## TASK STATEMENT
Restate the following data in its entirety, word for word and without images.

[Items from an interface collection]
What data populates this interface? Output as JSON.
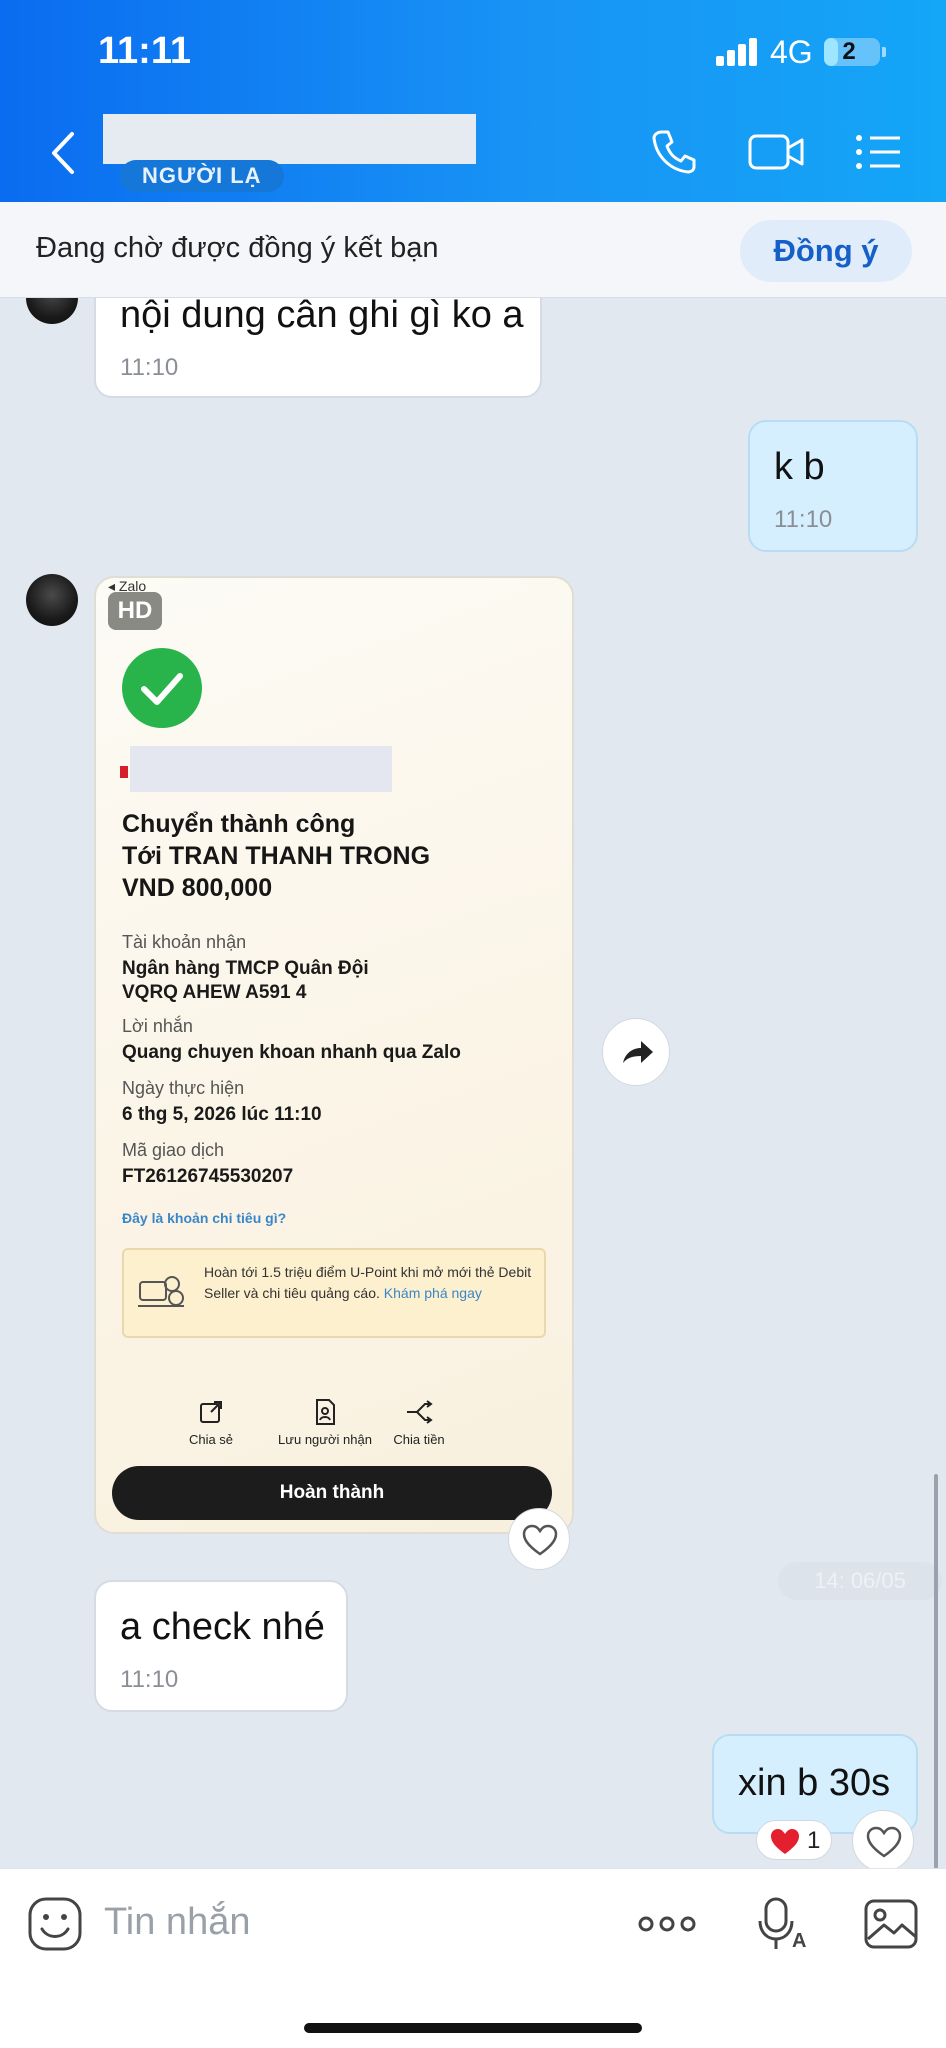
{
  "status_bar": {
    "time": "11:11",
    "network": "4G",
    "battery": "2"
  },
  "header": {
    "stranger_badge": "NGƯỜI LẠ"
  },
  "friend_request": {
    "text": "Đang chờ được đồng ý kết bạn",
    "agree_label": "Đồng ý"
  },
  "messages": [
    {
      "direction": "in",
      "text": "nội dung cân ghi gì ko a",
      "time": "11:10"
    },
    {
      "direction": "out",
      "text": "k b",
      "time": "11:10"
    },
    {
      "direction": "in",
      "text": "a check nhé",
      "time": "11:10"
    },
    {
      "direction": "out",
      "text": "xin b 30s",
      "time": ""
    }
  ],
  "image_message": {
    "hd_label": "HD",
    "source_app": "◂ Zalo",
    "receipt": {
      "status": "Chuyển thành công",
      "recipient_line": "Tới TRAN THANH TRONG",
      "amount": "VND 800,000",
      "account_label": "Tài khoản nhận",
      "account_bank": "Ngân hàng TMCP Quân Đội",
      "account_number": "VQRQ AHEW A591 4",
      "message_label": "Lời nhắn",
      "message_value": "Quang chuyen khoan nhanh qua Zalo",
      "date_label": "Ngày thực hiện",
      "date_value": "6 thg 5, 2026 lúc 11:10",
      "txn_label": "Mã giao dịch",
      "txn_value": "FT26126745530207",
      "spend_link": "Đây là khoản chi tiêu gì?",
      "promo_text": "Hoàn tới 1.5 triệu điểm U-Point khi mở mới thẻ Debit Seller và chi tiêu quảng cáo.",
      "promo_link": "Khám phá ngay",
      "actions": [
        "Chia sẻ",
        "Lưu người nhận",
        "Chia tiền"
      ],
      "done_label": "Hoàn thành"
    }
  },
  "date_separator": "14: 06/05",
  "reaction": {
    "emoji": "heart",
    "count": "1"
  },
  "input": {
    "placeholder": "Tin nhắn"
  },
  "colors": {
    "header_start": "#0a6cf0",
    "header_end": "#14a6f7",
    "out_bubble": "#d5efff",
    "success": "#28b44b"
  }
}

## ANSWER SECTION
What data populates this interface? Output as JSON.
{
  "status_bar": {
    "time": "11:11",
    "network": "4G",
    "battery": "2"
  },
  "header": {
    "stranger_badge": "NGƯỜI LẠ"
  },
  "friend_request": {
    "text": "Đang chờ được đồng ý kết bạn",
    "agree_label": "Đồng ý"
  },
  "messages": [
    {
      "direction": "in",
      "text": "nội dung cân ghi gì ko a",
      "time": "11:10"
    },
    {
      "direction": "out",
      "text": "k b",
      "time": "11:10"
    },
    {
      "direction": "in",
      "text": "a check nhé",
      "time": "11:10"
    },
    {
      "direction": "out",
      "text": "xin b 30s",
      "time": ""
    }
  ],
  "image_message": {
    "hd_label": "HD",
    "source_app": "◂ Zalo",
    "receipt": {
      "status": "Chuyển thành công",
      "recipient_line": "Tới TRAN THANH TRONG",
      "amount": "VND 800,000",
      "account_label": "Tài khoản nhận",
      "account_bank": "Ngân hàng TMCP Quân Đội",
      "account_number": "VQRQ AHEW A591 4",
      "message_label": "Lời nhắn",
      "message_value": "Quang chuyen khoan nhanh qua Zalo",
      "date_label": "Ngày thực hiện",
      "date_value": "6 thg 5, 2026 lúc 11:10",
      "txn_label": "Mã giao dịch",
      "txn_value": "FT26126745530207",
      "spend_link": "Đây là khoản chi tiêu gì?",
      "promo_text": "Hoàn tới 1.5 triệu điểm U-Point khi mở mới thẻ Debit Seller và chi tiêu quảng cáo.",
      "promo_link": "Khám phá ngay",
      "actions": [
        "Chia sẻ",
        "Lưu người nhận",
        "Chia tiền"
      ],
      "done_label": "Hoàn thành"
    }
  },
  "date_separator": "14: 06/05",
  "reaction": {
    "emoji": "heart",
    "count": "1"
  },
  "input": {
    "placeholder": "Tin nhắn"
  },
  "colors": {
    "header_start": "#0a6cf0",
    "header_end": "#14a6f7",
    "out_bubble": "#d5efff",
    "success": "#28b44b"
  }
}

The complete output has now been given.